“His action shows convincingly that there is no chance of expecting that this man will ever give up his practice of using force to gain his will. He can only be stopped by force. We have a clear conscience. We have done all that any country could do to establish peace. But now that it has come to war, I know every American will play his part with calmness and courage.
“Now may God bless you all. He
defend our cause. It is the evil things that we shall be fighting against—brute force, bad faith, injustice, oppression, and persecution—and against them I am certain that the right shall prevail.”
Flora applauded till her palms hurt. It was a good speech. The only way it could have been better was if Al Smith hadn’t had to give it at all.
hen the air-raid sirens screeched in the middle of the night, Armstrong Grimes thought it was a drill. He figured some sadistic officer had found a new way to rob him of sleep, as if basic training didn’t take enough anyhow. But listening to a sergeant screaming, “Get moving, assholes! This is the real thing!” sent him bouncing out of his cot in a hurry.
He could normally dress in three minutes. He had his green-gray uniform on in under two. “Do we line up for roll call?” somebody yelled.
“Jesus Christ, no!” the sergeant hollered back. “Get your asses into the shelter trenches! If you bastards live, we’ll count you later.”
They’d dug the shelter trenches near the Fort Custer barracks outside Columbus, Ohio, the week before. Wasted work, Armstrong had thought. And it had been then, in the dim dark disappearing days of peace. Now war was coming, riding closer every second on the screams of the sirens. War was coming, and what had been waste might save his life. A lesson lurked there somewhere, if only he could find it.
No time now, no time, no time. Along with the other raw recruits, he dove for the trenches. A mosquito whined through the din, the song of its wings somehow penetrating the greater madness all around. If it pierced him, he would itch. If fragments of steel from the greater madness pierced him, he would scream till he could no longer hear the sirens, till he choked on the song of death.
Antiaircraft guns pounding, pounding. Lights in the sky: bursting shells. And the buzz of engines overhead. Armstrong had never known anything like it before. He hoped he never did again. When the U.S. Army conscripted him, he’d looked forward to war. What point to putting on the uniform if you weren’t going to see action? Well, here it was, and it wasn’t what he’d thought it would be.
He’d pictured himself shooting at Confederate soldiers in butternut uniforms while they shot back at him.
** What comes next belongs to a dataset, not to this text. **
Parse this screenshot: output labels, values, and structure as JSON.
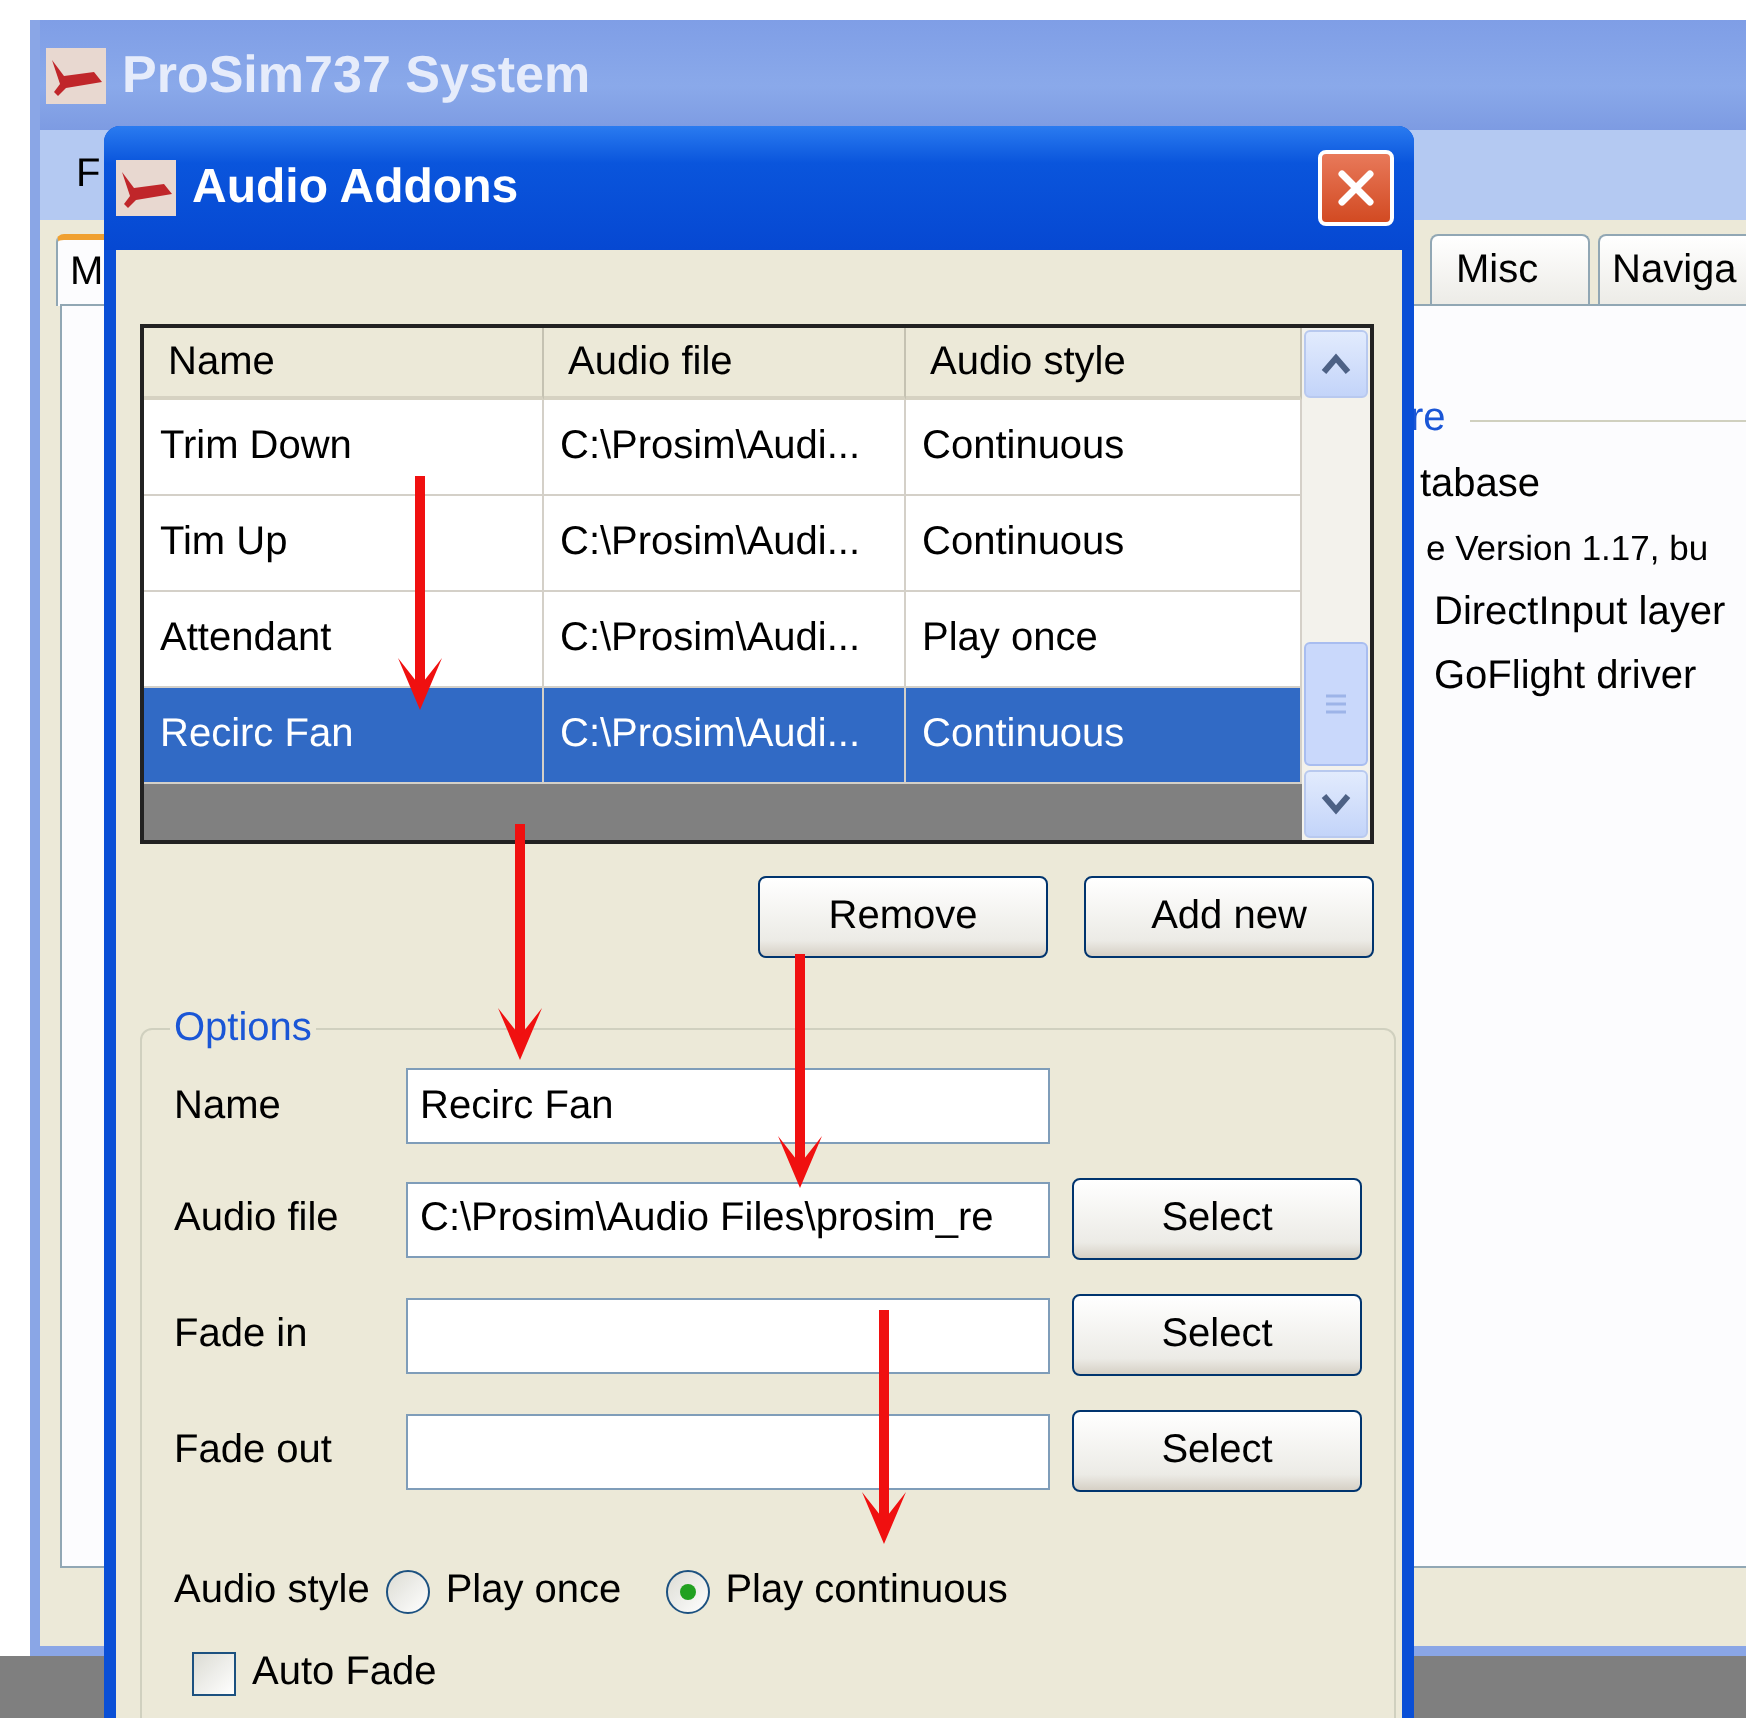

He’d pictured them missing, of course, while his bullets knocked them over one after another as if they were part of a funhouse shooting gallery. He’d pictured the enemy soldiers who managed to survive throwing up their hands and surrendering in droves. He’d pictured generals pinning medals on him, and pretty girls giving him a hero’s reward.
What he hadn’t pictured was lying in a muddy trench—it had rained two days before—while the Confederates dropped bombs on his head and while he didn’t even have a Springfield in his hand so he could shoot back. Whether he’d pictured it or not, that was his introduction to war.
Somebody not far down the trench started screaming as soon as he heard the bombs falling. Armstrong had thought he would laugh about something like that. It seemed funny and cowardly, both at the same time. He wasn’t laughing, not for real. It was all he could do not to scream himself.